The recipe, Asiah’s Eggplant Curry, is from James Oseland’s wonderful book on the cuisine of Singapore, Malaysia and Indonesia “The Cradle of Flavor“. If you are a fan of southeast Asian cuisine, then this book is a must. The prose is well composed and the chapters make for a great read about the area, it’s people, ingredients and of course recipes. Everything I have tried has been excellent including the best satays ever (which are NOT Thai BTW). For more information, back on egullet.org the members went through the whole book and cooked every single recipe. I contributed one or two myself. You can find that thread by clicking here.
The trickiest step in the recipe is frying the eggplant, other than that it is a quick weeknight dinner. I suppose you can bake them, but I bet they won’t be as luscious. So, the eggplant is rubbed with turmeric and fried. Then it is cooked in a mixture of coconut milk (I don’t think I’ve had a coconut milk based dish that I’ve hated either), shallots, garlic, cinnamon, anise, coriander seeds and tamarind pulp. The taste clearly reflects an Indian influence with the assertive use of spice.
To serve with it, I made another one of the recipes in the book. A simple carrot, shallot and cucumber pickle (Javanese Cucumber and Carrot Pickle). The vegetables are sliced finely on the mandolin and quick pickled using salt, boiling water and vinegar. It’s a refreshing cross between a pickle and a salad. Of course there was also a dollop of sambal and steamed rice. I normally would’ve made jasmine rice, but I had a lot of regular rice already made from last night and did not want to waste it.
Thursday, June 12, 2008
A year or so ago Ratatouille was just another obscure French dish and very few would recognize what it is and what it is made of. Now, thanks to the lovely Pixar film of the same name, even my 5-year old knows that it’s a vegetables stew. The word stew immediately brings to mind winter months and tough cuts of meat braised for hours in the oven in wine and aromatics. Stews are comfort foods, rib sticking and ‘hearty’. Well, at least for me, that’s what the word stew implies.
Not Ratatouille though! It is cooked for a long time and it does contain white wine and aromatics, but it is first of all completely vegetarian.

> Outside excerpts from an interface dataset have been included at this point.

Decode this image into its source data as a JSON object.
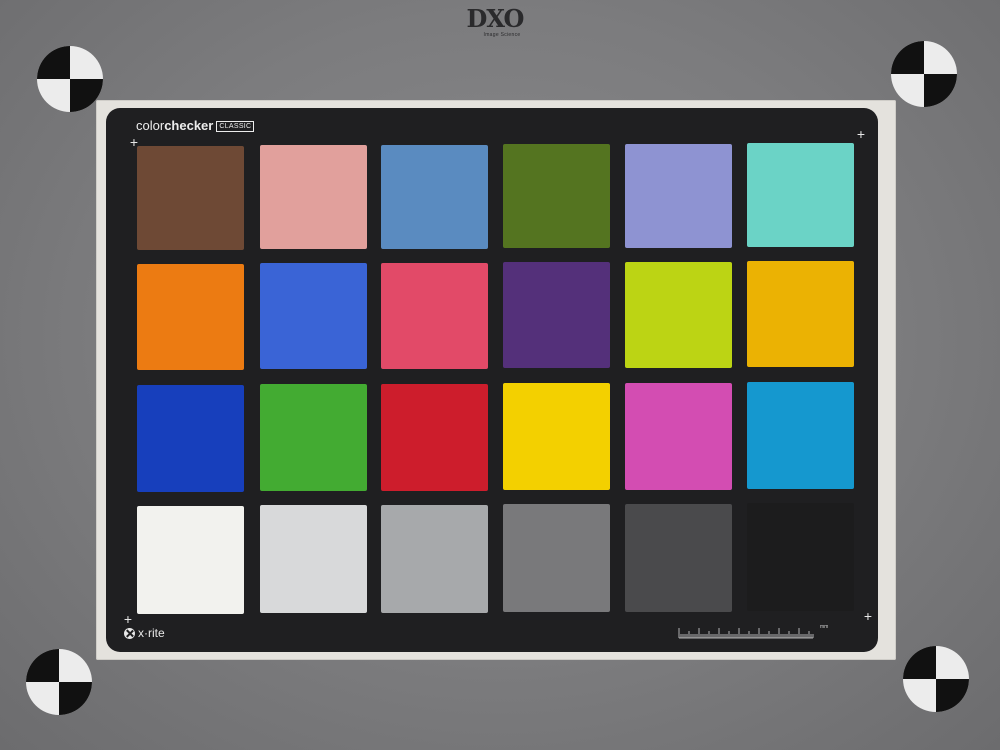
{
  "logo": {
    "main": "DXO",
    "sub": "Image Science"
  },
  "chart": {
    "brand_light": "color",
    "brand_bold": "checker",
    "brand_tag": "CLASSIC",
    "maker": "x·rite",
    "ruler_unit": "mm"
  },
  "patches": [
    [
      "#6e4935",
      "#e1a09c",
      "#5a8bc0",
      "#547420",
      "#8e93d2",
      "#6bd3c6"
    ],
    [
      "#ec7b12",
      "#3a64d6",
      "#e24a68",
      "#54307a",
      "#bcd414",
      "#ebb203"
    ],
    [
      "#173fbc",
      "#43ab32",
      "#cd1d2c",
      "#f3d000",
      "#d34db2",
      "#1598cf"
    ],
    [
      "#f2f2ee",
      "#d8d9da",
      "#a7a9ab",
      "#79797b",
      "#4a4a4c",
      "#1c1c1d"
    ]
  ]
}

It is also summery, using those emblematic summer vegetables (zucchini, eggplant, peppers and tomatoes). Last but not least, it is light and the only fat in there is olive oil. While it tastes fantastic the minute is ready, Ratatouille, like any stew worth its cooking wine is much better the next day. So, I made this the night before and gently reheated it for dinner on Thursday.
The recipe I used is another winning one from Paula wolfert’st “Mediterranean Grains and Greens” with some alteration to reduce the amount of olive oil (not cheap) and to save me some time and effort since I was cooking on a Wednesday night. My main deviation from her recipe is the prep that goes into the zucchini and eggplant. I skipped the step where they are salted and allowed to rest and I also did not deep-fry them in olive oil. Instead I tossed them with some olive oil and roasted at 450F in the oven until nice and browned, but not mushy. These are then cooked long and slow with herbs, lots of tomatoes, bell peppers and onions and a cup or so of white wine.
To serve it I made brown rice. The best way to make brown rice is to cook it in the oven. Alton Brown has a good recipe for that. It yields a soft and fluffy rice instead of a hard or gluey mess that you sometimes get when cooking brown rice. This can easily be eaten as is or with some crusty country bread.